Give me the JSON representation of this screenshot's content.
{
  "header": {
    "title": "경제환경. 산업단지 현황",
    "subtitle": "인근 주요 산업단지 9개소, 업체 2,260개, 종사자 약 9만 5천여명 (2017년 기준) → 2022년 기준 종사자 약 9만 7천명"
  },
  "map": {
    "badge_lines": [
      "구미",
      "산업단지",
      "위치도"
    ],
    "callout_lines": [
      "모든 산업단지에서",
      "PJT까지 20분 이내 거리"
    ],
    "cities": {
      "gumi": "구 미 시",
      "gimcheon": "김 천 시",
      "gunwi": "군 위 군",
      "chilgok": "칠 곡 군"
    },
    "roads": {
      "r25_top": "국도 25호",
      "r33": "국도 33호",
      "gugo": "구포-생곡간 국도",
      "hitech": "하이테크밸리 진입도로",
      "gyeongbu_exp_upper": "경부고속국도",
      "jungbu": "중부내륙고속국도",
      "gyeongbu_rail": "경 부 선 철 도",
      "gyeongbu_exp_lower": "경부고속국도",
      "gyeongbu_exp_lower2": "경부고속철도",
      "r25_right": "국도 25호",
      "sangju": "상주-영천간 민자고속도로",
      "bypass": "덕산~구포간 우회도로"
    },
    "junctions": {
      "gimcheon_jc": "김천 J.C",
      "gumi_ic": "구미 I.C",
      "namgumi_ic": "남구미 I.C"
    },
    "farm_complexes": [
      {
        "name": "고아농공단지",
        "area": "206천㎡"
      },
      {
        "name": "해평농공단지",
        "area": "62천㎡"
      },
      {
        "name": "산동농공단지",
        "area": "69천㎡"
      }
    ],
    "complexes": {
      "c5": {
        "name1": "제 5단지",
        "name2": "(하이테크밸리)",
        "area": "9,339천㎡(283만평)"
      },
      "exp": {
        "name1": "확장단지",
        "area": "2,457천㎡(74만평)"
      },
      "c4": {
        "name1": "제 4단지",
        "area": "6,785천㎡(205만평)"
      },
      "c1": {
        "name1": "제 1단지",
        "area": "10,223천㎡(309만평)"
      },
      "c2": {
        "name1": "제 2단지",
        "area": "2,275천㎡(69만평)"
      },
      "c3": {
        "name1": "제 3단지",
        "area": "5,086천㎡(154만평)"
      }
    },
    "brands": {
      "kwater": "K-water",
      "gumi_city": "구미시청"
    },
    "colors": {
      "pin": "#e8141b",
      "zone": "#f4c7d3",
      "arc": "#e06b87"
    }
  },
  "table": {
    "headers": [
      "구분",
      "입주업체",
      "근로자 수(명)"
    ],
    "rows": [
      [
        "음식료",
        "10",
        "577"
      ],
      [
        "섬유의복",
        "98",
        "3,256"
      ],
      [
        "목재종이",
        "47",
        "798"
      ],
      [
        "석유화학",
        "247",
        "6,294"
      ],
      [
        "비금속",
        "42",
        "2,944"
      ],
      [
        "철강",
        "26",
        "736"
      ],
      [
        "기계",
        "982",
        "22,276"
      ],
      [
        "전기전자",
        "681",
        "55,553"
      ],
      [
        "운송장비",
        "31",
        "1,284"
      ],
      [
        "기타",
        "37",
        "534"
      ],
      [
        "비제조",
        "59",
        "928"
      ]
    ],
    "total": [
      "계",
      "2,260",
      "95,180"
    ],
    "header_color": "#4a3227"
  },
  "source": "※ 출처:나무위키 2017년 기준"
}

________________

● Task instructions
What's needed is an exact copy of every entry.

● Exercise result
Give me the JSON representation of this screenshot's content.
{
  "header": {
    "title": "경제환경. 산업단지 현황",
    "subtitle": "인근 주요 산업단지 9개소, 업체 2,260개, 종사자 약 9만 5천여명 (2017년 기준) → 2022년 기준 종사자 약 9만 7천명"
  },
  "map": {
    "badge_lines": [
      "구미",
      "산업단지",
      "위치도"
    ],
    "callout_lines": [
      "모든 산업단지에서",
      "PJT까지 20분 이내 거리"
    ],
    "cities": {
      "gumi": "구 미 시",
      "gimcheon": "김 천 시",
      "gunwi": "군 위 군",
      "chilgok": "칠 곡 군"
    },
    "roads": {
      "r25_top": "국도 25호",
      "r33": "국도 33호",
      "gugo": "구포-생곡간 국도",
      "hitech": "하이테크밸리 진입도로",
      "gyeongbu_exp_upper": "경부고속국도",
      "jungbu": "중부내륙고속국도",
      "gyeongbu_rail": "경 부 선 철 도",
      "gyeongbu_exp_lower": "경부고속국도",
      "gyeongbu_exp_lower2": "경부고속철도",
      "r25_right": "국도 25호",
      "sangju": "상주-영천간 민자고속도로",
      "bypass": "덕산~구포간 우회도로"
    },
    "junctions": {
      "gimcheon_jc": "김천 J.C",
      "gumi_ic": "구미 I.C",
      "namgumi_ic": "남구미 I.C"
    },
    "farm_complexes": [
      {
        "name": "고아농공단지",
        "area": "206천㎡"
      },
      {
        "name": "해평농공단지",
        "area": "62천㎡"
      },
      {
        "name": "산동농공단지",
        "area": "69천㎡"
      }
    ],
    "complexes": {
      "c5": {
        "name1": "제 5단지",
        "name2": "(하이테크밸리)",
        "area": "9,339천㎡(283만평)"
      },
      "exp": {
        "name1": "확장단지",
        "area": "2,457천㎡(74만평)"
      },
      "c4": {
        "name1": "제 4단지",
        "area": "6,785천㎡(205만평)"
      },
      "c1": {
        "name1": "제 1단지",
        "area": "10,223천㎡(309만평)"
      },
      "c2": {
        "name1": "제 2단지",
        "area": "2,275천㎡(69만평)"
      },
      "c3": {
        "name1": "제 3단지",
        "area": "5,086천㎡(154만평)"
      }
    },
    "brands": {
      "kwater": "K-water",
      "gumi_city": "구미시청"
    },
    "colors": {
      "pin": "#e8141b",
      "zone": "#f4c7d3",
      "arc": "#e06b87"
    }
  },
  "table": {
    "headers": [
      "구분",
      "입주업체",
      "근로자 수(명)"
    ],
    "rows": [
      [
        "음식료",
        "10",
        "577"
      ],
      [
        "섬유의복",
        "98",
        "3,256"
      ],
      [
        "목재종이",
        "47",
        "798"
      ],
      [
        "석유화학",
        "247",
        "6,294"
      ],
      [
        "비금속",
        "42",
        "2,944"
      ],
      [
        "철강",
        "26",
        "736"
      ],
      [
        "기계",
        "982",
        "22,276"
      ],
      [
        "전기전자",
        "681",
        "55,553"
      ],
      [
        "운송장비",
        "31",
        "1,284"
      ],
      [
        "기타",
        "37",
        "534"
      ],
      [
        "비제조",
        "59",
        "928"
      ]
    ],
    "total": [
      "계",
      "2,260",
      "95,180"
    ],
    "header_color": "#4a3227"
  },
  "source": "※ 출처:나무위키 2017년 기준"
}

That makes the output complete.